- DATASET ENTRIES -
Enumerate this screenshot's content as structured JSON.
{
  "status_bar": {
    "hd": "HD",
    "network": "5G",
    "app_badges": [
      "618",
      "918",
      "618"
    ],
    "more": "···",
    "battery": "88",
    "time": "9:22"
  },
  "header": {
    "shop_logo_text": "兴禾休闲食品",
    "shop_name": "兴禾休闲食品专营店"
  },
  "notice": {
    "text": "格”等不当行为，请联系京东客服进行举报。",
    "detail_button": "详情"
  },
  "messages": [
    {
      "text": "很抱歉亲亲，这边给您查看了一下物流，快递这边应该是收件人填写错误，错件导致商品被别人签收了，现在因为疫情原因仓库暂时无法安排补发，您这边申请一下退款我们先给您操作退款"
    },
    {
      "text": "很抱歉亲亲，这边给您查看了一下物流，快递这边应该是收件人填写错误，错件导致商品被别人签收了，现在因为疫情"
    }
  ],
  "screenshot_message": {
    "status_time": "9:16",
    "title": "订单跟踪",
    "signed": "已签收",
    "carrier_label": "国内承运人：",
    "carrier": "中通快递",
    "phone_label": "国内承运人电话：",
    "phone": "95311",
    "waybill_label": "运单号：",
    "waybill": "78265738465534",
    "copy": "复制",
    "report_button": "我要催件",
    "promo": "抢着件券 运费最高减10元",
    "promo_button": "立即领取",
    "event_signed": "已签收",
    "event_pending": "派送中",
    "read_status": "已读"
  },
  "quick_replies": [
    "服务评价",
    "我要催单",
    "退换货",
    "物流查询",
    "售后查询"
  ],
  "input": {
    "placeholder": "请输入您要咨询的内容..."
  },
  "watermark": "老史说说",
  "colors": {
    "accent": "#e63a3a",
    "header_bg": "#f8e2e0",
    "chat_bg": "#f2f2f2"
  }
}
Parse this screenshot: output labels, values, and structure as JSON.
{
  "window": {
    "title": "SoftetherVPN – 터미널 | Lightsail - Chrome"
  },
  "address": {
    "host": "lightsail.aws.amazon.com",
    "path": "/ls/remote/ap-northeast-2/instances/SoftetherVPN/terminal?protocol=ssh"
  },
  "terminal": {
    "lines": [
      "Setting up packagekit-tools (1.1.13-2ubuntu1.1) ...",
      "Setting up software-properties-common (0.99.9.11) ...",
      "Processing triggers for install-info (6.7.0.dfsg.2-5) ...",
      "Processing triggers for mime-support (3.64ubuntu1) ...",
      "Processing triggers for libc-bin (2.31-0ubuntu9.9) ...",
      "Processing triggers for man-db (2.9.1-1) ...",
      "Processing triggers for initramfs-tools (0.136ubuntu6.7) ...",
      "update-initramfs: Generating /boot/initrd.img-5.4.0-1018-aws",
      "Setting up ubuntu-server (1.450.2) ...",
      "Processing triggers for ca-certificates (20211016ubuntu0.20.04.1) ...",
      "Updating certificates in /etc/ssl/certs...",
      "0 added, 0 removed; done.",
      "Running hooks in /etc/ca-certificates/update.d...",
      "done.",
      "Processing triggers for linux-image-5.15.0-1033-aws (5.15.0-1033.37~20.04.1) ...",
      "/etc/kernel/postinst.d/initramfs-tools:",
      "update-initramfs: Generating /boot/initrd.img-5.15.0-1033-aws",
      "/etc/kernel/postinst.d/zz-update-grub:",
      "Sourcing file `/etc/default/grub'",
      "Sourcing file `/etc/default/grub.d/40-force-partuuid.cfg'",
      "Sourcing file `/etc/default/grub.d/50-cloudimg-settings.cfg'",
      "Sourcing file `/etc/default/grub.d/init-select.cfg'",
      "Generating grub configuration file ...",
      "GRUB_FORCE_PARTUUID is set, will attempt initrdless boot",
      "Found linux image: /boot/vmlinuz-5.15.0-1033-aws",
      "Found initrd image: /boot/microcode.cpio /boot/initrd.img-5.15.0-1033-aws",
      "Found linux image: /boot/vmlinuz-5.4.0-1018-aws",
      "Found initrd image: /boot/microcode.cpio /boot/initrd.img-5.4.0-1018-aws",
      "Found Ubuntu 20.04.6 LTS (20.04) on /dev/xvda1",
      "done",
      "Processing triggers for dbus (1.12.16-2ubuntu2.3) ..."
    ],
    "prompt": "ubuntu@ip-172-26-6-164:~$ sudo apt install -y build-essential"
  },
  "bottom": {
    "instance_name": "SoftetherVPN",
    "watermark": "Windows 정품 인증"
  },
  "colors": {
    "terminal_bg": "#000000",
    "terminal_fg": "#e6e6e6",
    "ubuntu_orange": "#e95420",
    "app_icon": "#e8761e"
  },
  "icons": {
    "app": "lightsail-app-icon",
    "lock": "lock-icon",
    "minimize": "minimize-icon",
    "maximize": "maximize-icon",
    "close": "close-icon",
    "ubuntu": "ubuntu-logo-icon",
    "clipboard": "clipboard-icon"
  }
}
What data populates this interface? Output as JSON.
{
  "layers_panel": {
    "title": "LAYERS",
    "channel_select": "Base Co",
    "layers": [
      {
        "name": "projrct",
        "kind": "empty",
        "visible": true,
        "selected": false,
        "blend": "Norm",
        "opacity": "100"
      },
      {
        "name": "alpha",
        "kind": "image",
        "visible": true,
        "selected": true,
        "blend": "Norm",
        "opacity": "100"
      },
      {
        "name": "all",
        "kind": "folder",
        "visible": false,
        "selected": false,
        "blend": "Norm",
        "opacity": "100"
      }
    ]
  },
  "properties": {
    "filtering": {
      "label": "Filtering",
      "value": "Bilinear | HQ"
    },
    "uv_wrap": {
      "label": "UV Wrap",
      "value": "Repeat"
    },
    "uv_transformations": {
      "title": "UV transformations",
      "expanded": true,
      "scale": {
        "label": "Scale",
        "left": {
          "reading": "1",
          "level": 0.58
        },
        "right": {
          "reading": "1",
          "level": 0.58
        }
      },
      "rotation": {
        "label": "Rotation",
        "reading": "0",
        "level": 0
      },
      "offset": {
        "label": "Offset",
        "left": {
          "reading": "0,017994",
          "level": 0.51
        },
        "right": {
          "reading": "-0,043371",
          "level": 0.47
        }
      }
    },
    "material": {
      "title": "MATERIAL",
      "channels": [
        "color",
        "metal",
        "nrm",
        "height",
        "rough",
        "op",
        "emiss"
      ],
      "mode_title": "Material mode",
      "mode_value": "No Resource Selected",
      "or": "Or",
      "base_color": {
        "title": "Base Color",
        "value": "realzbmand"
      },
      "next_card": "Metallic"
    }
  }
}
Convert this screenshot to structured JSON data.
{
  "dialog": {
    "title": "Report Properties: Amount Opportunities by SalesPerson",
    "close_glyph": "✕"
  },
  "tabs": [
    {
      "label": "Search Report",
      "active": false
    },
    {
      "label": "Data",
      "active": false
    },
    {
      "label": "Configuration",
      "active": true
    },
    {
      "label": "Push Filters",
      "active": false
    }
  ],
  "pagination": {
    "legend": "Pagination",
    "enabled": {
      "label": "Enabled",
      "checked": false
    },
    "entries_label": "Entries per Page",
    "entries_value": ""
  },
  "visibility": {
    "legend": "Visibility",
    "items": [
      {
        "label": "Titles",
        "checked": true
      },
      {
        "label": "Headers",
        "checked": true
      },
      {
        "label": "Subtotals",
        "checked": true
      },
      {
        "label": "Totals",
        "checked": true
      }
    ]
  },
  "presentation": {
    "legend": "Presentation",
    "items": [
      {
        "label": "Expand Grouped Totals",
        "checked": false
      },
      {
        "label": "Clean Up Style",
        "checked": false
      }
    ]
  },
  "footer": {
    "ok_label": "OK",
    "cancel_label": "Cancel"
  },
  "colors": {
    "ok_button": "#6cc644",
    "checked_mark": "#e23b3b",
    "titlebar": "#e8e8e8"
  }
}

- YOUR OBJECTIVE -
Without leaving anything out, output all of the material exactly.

- WRITTEN RESPONSE -
Enumerate this screenshot's content as structured JSON.
{
  "status_bar": {
    "hd": "HD",
    "network": "5G",
    "app_badges": [
      "618",
      "918",
      "618"
    ],
    "more": "···",
    "battery": "88",
    "time": "9:22"
  },
  "header": {
    "shop_logo_text": "兴禾休闲食品",
    "shop_name": "兴禾休闲食品专营店"
  },
  "notice": {
    "text": "格”等不当行为，请联系京东客服进行举报。",
    "detail_button": "详情"
  },
  "messages": [
    {
      "text": "很抱歉亲亲，这边给您查看了一下物流，快递这边应该是收件人填写错误，错件导致商品被别人签收了，现在因为疫情原因仓库暂时无法安排补发，您这边申请一下退款我们先给您操作退款"
    },
    {
      "text": "很抱歉亲亲，这边给您查看了一下物流，快递这边应该是收件人填写错误，错件导致商品被别人签收了，现在因为疫情"
    }
  ],
  "screenshot_message": {
    "status_time": "9:16",
    "title": "订单跟踪",
    "signed": "已签收",
    "carrier_label": "国内承运人：",
    "carrier": "中通快递",
    "phone_label": "国内承运人电话：",
    "phone": "95311",
    "waybill_label": "运单号：",
    "waybill": "78265738465534",
    "copy": "复制",
    "report_button": "我要催件",
    "promo": "抢着件券 运费最高减10元",
    "promo_button": "立即领取",
    "event_signed": "已签收",
    "event_pending": "派送中",
    "read_status": "已读"
  },
  "quick_replies": [
    "服务评价",
    "我要催单",
    "退换货",
    "物流查询",
    "售后查询"
  ],
  "input": {
    "placeholder": "请输入您要咨询的内容..."
  },
  "watermark": "老史说说",
  "colors": {
    "accent": "#e63a3a",
    "header_bg": "#f8e2e0",
    "chat_bg": "#f2f2f2"
  }
}
Parse this screenshot: output labels, values, and structure as JSON.
{
  "window": {
    "title": "SoftetherVPN – 터미널 | Lightsail - Chrome"
  },
  "address": {
    "host": "lightsail.aws.amazon.com",
    "path": "/ls/remote/ap-northeast-2/instances/SoftetherVPN/terminal?protocol=ssh"
  },
  "terminal": {
    "lines": [
      "Setting up packagekit-tools (1.1.13-2ubuntu1.1) ...",
      "Setting up software-properties-common (0.99.9.11) ...",
      "Processing triggers for install-info (6.7.0.dfsg.2-5) ...",
      "Processing triggers for mime-support (3.64ubuntu1) ...",
      "Processing triggers for libc-bin (2.31-0ubuntu9.9) ...",
      "Processing triggers for man-db (2.9.1-1) ...",
      "Processing triggers for initramfs-tools (0.136ubuntu6.7) ...",
      "update-initramfs: Generating /boot/initrd.img-5.4.0-1018-aws",
      "Setting up ubuntu-server (1.450.2) ...",
      "Processing triggers for ca-certificates (20211016ubuntu0.20.04.1) ...",
      "Updating certificates in /etc/ssl/certs...",
      "0 added, 0 removed; done.",
      "Running hooks in /etc/ca-certificates/update.d...",
      "done.",
      "Processing triggers for linux-image-5.15.0-1033-aws (5.15.0-1033.37~20.04.1) ...",
      "/etc/kernel/postinst.d/initramfs-tools:",
      "update-initramfs: Generating /boot/initrd.img-5.15.0-1033-aws",
      "/etc/kernel/postinst.d/zz-update-grub:",
      "Sourcing file `/etc/default/grub'",
      "Sourcing file `/etc/default/grub.d/40-force-partuuid.cfg'",
      "Sourcing file `/etc/default/grub.d/50-cloudimg-settings.cfg'",
      "Sourcing file `/etc/default/grub.d/init-select.cfg'",
      "Generating grub configuration file ...",
      "GRUB_FORCE_PARTUUID is set, will attempt initrdless boot",
      "Found linux image: /boot/vmlinuz-5.15.0-1033-aws",
      "Found initrd image: /boot/microcode.cpio /boot/initrd.img-5.15.0-1033-aws",
      "Found linux image: /boot/vmlinuz-5.4.0-1018-aws",
      "Found initrd image: /boot/microcode.cpio /boot/initrd.img-5.4.0-1018-aws",
      "Found Ubuntu 20.04.6 LTS (20.04) on /dev/xvda1",
      "done",
      "Processing triggers for dbus (1.12.16-2ubuntu2.3) ..."
    ],
    "prompt": "ubuntu@ip-172-26-6-164:~$ sudo apt install -y build-essential"
  },
  "bottom": {
    "instance_name": "SoftetherVPN",
    "watermark": "Windows 정품 인증"
  },
  "colors": {
    "terminal_bg": "#000000",
    "terminal_fg": "#e6e6e6",
    "ubuntu_orange": "#e95420",
    "app_icon": "#e8761e"
  },
  "icons": {
    "app": "lightsail-app-icon",
    "lock": "lock-icon",
    "minimize": "minimize-icon",
    "maximize": "maximize-icon",
    "close": "close-icon",
    "ubuntu": "ubuntu-logo-icon",
    "clipboard": "clipboard-icon"
  }
}
What data populates this interface? Output as JSON.
{
  "layers_panel": {
    "title": "LAYERS",
    "channel_select": "Base Co",
    "layers": [
      {
        "name": "projrct",
        "kind": "empty",
        "visible": true,
        "selected": false,
        "blend": "Norm",
        "opacity": "100"
      },
      {
        "name": "alpha",
        "kind": "image",
        "visible": true,
        "selected": true,
        "blend": "Norm",
        "opacity": "100"
      },
      {
        "name": "all",
        "kind": "folder",
        "visible": false,
        "selected": false,
        "blend": "Norm",
        "opacity": "100"
      }
    ]
  },
  "properties": {
    "filtering": {
      "label": "Filtering",
      "value": "Bilinear | HQ"
    },
    "uv_wrap": {
      "label": "UV Wrap",
      "value": "Repeat"
    },
    "uv_transformations": {
      "title": "UV transformations",
      "expanded": true,
      "scale": {
        "label": "Scale",
        "left": {
          "reading": "1",
          "level": 0.58
        },
        "right": {
          "reading": "1",
          "level": 0.58
        }
      },
      "rotation": {
        "label": "Rotation",
        "reading": "0",
        "level": 0
      },
      "offset": {
        "label": "Offset",
        "left": {
          "reading": "0,017994",
          "level": 0.51
        },
        "right": {
          "reading": "-0,043371",
          "level": 0.47
        }
      }
    },
    "material": {
      "title": "MATERIAL",
      "channels": [
        "color",
        "metal",
        "nrm",
        "height",
        "rough",
        "op",
        "emiss"
      ],
      "mode_title": "Material mode",
      "mode_value": "No Resource Selected",
      "or": "Or",
      "base_color": {
        "title": "Base Color",
        "value": "realzbmand"
      },
      "next_card": "Metallic"
    }
  }
}
Convert this screenshot to structured JSON data.
{
  "dialog": {
    "title": "Report Properties: Amount Opportunities by SalesPerson",
    "close_glyph": "✕"
  },
  "tabs": [
    {
      "label": "Search Report",
      "active": false
    },
    {
      "label": "Data",
      "active": false
    },
    {
      "label": "Configuration",
      "active": true
    },
    {
      "label": "Push Filters",
      "active": false
    }
  ],
  "pagination": {
    "legend": "Pagination",
    "enabled": {
      "label": "Enabled",
      "checked": false
    },
    "entries_label": "Entries per Page",
    "entries_value": ""
  },
  "visibility": {
    "legend": "Visibility",
    "items": [
      {
        "label": "Titles",
        "checked": true
      },
      {
        "label": "Headers",
        "checked": true
      },
      {
        "label": "Subtotals",
        "checked": true
      },
      {
        "label": "Totals",
        "checked": true
      }
    ]
  },
  "presentation": {
    "legend": "Presentation",
    "items": [
      {
        "label": "Expand Grouped Totals",
        "checked": false
      },
      {
        "label": "Clean Up Style",
        "checked": false
      }
    ]
  },
  "footer": {
    "ok_label": "OK",
    "cancel_label": "Cancel"
  },
  "colors": {
    "ok_button": "#6cc644",
    "checked_mark": "#e23b3b",
    "titlebar": "#e8e8e8"
  }
}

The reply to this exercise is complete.